Samuelson said “Tom & Viv,” which cost $5.1 million, was profitable, generating worldwide theatrical sales (including the domestic sale to Miramax) of $7 million. He also expects to see some return on “Wilde,” made for $10 million. Total receipts, to date, have surpassed $9 million.
The producer suggested that while the landscape for independent producers is better today than it was when he began, “it’s still hideously difficult” and that Hollywood is “very much a town of ‘What have you done for me lately?’ ” A good reception to their previous films drew more than the usual attention to their company at this year’s Cannes Film Festival.
Born and raised in the London suburb of Hampstead and the eldest of three sons, Samuelson attended Cambridge University on an English literature scholarship. The Samuelsons come from a family with deep roots in show business going back to the early 1900s, when their grandfather, G.B. Samuelson, a famous British silent film producer, came to Los Angeles to make movies but went bust when the talkies came in.
Their father and his three brothers founded the Samuelson Group, a successful camera rental company, in 1950. They took it public in the mid-1960s and sold it profitably in 1987.
A year before going to Cambridge, Peter Samuelson initiated his movie career as a French-English interpreter on “Le Mans,” starring Steve McQueen. After graduating college, he worked as a production manager on various films, including 1974’s “Return of the Pink Panther.” A year later, he accepted a one-year contract to become a producer for a Hollywood-based commercials company and wound up “just sort of staying.” When he couldn’t get into the Directors Guild as a production manager because his work experience was overseas, Samuelson simply “promoted myself to producer.”
He partnered with actor Donald Sutherland on several Canadian productions, among them “A Man, a Woman and a Bank.” When the financing he arranged fell apart due to a change in Canadian tax-shelter laws, “all my little doctors and dentists that put up the money were suddenly absent.”
After reading a front-page article in The Times about a young man named Ted Field who had just inherited several hundred million dollars as an heir to the Marshall Field fortune, he wrote him a letter.
“I can remember my secretary raising her eyebrows that we had sunk to the point of writing cold-call letters to people we read about in the newspapers,” Samuelson said.
It worked.
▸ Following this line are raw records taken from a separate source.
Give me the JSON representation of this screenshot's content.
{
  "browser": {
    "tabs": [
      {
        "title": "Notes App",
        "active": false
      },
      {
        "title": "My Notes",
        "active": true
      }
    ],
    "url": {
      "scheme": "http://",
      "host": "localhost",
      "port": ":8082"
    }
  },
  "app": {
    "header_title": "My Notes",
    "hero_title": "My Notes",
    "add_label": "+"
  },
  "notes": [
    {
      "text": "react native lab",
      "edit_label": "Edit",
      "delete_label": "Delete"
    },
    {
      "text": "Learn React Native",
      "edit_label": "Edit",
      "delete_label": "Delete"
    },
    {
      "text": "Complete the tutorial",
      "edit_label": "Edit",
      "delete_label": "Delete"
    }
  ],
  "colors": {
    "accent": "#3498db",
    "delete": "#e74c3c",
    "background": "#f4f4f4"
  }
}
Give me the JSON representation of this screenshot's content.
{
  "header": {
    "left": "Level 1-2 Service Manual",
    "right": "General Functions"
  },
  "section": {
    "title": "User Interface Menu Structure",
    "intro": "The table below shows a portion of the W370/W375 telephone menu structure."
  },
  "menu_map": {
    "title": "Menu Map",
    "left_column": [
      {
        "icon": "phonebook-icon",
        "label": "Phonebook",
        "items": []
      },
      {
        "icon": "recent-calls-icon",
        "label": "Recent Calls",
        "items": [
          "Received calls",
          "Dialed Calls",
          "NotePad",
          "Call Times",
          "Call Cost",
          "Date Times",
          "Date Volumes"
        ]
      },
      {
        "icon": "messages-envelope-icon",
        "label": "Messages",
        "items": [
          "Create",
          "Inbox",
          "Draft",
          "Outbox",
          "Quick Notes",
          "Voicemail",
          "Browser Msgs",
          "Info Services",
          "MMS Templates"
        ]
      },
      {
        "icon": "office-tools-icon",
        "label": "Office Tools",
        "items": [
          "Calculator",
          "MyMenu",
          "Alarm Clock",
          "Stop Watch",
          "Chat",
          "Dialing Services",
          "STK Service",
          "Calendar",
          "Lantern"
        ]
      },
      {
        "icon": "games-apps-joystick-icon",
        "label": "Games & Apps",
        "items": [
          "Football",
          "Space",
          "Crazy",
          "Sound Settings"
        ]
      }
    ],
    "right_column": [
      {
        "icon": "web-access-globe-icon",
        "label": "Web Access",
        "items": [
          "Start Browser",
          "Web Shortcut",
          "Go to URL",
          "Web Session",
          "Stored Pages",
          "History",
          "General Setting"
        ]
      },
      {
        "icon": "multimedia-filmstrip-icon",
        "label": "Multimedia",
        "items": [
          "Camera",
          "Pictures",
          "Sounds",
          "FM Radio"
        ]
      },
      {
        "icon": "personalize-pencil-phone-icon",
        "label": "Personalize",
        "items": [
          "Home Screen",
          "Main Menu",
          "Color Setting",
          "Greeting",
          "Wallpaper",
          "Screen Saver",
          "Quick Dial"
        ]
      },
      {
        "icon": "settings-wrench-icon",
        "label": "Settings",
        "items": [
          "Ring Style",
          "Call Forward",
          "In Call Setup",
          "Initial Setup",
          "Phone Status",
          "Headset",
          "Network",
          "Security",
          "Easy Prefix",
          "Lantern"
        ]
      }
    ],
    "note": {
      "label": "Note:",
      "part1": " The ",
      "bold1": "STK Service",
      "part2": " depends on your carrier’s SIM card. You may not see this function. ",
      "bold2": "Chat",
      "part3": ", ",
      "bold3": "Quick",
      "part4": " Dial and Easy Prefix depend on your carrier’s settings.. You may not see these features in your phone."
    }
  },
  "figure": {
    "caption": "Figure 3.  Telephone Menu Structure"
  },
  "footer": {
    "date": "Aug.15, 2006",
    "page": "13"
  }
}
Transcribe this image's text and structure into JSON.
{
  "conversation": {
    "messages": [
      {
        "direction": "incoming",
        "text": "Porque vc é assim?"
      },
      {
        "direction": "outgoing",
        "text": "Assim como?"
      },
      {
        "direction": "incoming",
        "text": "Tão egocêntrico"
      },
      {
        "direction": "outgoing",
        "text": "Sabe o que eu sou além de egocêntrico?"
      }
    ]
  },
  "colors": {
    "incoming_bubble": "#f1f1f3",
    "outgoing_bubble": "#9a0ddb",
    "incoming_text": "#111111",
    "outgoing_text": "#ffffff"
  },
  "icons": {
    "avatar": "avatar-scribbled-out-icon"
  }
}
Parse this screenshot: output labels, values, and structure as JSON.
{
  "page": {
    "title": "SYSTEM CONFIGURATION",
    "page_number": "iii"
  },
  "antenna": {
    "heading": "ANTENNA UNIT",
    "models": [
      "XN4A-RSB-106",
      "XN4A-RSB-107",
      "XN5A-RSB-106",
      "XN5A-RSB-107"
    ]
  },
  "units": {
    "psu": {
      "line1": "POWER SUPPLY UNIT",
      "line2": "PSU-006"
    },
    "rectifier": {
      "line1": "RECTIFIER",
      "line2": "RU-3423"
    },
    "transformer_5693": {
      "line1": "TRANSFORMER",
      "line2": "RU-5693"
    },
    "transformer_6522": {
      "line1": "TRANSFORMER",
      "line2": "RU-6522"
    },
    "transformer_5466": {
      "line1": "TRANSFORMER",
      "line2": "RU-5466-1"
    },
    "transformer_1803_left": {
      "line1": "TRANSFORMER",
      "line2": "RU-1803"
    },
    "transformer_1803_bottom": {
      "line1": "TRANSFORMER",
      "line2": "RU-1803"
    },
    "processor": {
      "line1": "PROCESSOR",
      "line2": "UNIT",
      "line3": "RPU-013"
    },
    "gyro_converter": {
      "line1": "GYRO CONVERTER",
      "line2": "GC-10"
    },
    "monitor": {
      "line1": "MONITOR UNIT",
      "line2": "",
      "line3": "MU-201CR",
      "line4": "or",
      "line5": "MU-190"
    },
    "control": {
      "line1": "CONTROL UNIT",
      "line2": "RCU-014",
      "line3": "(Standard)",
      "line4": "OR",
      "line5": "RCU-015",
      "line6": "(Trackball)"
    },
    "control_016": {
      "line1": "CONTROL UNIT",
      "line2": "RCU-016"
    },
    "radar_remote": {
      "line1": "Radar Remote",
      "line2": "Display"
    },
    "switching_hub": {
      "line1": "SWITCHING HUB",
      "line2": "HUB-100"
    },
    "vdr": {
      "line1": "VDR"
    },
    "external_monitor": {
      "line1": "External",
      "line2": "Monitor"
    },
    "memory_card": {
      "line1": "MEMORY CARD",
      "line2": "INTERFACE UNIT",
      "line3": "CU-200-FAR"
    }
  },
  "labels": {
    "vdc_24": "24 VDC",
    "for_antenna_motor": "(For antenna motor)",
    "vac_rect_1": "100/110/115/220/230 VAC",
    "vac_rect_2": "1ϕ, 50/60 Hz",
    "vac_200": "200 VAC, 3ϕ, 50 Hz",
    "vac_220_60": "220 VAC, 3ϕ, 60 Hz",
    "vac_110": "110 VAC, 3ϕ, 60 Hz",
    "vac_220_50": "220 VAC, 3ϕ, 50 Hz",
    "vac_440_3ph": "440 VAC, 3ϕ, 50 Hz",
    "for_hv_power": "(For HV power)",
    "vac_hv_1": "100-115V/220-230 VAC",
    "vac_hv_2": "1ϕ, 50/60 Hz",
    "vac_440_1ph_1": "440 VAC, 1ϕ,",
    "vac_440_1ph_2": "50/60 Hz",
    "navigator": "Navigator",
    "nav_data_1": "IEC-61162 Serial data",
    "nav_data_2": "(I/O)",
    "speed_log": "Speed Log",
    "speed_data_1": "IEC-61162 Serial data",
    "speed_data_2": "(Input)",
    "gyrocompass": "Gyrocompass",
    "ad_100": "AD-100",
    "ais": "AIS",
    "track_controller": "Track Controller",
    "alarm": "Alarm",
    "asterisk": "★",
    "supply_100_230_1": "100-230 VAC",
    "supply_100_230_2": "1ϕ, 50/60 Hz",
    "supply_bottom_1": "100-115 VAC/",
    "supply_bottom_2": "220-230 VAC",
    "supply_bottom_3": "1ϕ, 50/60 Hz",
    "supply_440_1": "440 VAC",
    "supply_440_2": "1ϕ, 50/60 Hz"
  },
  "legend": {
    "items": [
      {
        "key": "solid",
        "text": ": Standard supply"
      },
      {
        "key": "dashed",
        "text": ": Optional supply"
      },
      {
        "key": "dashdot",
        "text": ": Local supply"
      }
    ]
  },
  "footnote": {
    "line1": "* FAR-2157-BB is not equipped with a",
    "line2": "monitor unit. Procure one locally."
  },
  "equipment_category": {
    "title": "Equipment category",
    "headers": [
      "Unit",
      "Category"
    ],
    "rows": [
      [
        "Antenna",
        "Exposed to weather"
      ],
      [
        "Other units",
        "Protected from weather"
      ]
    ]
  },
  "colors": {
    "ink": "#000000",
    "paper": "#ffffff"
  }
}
Field, 25 at the time and attending Pomona College, remembers being so impressed with how “intelligent” Samuelson sounded in his letter that he agreed to have lunch. Then he agreed to put up the missing half of the budget. After the film was completed, he proposed that the two of them go into the movie business together.
Samuelson headed the film division of Field’s company, Interscope Communications, for four years until 1984, then spent a year on the corporate side, where he helped engineer Field’s $40-million acquisition of Panavision.
“I have nothing but great things to say about Peter’s integrity and intelligence,” said Field, who made a killing four years later when he sold the camera giant for $100 million.
Samuelson, who maintains dual citizenship, suggests that “one way of looking at what we do is a kind of cultural and commercial arbitrage. . . . We’re friendly Americans to the Brits and friendly Brits to the Americans.”
After his grandfather went bankrupt, Samuelson said the old man “strictly prohibited my father’s generation from being producers because he thought it was too risky. He said, ‘Do something where they hire you, it’s safer. So, they did. . . . But I never knew him. So, I’m a producer.”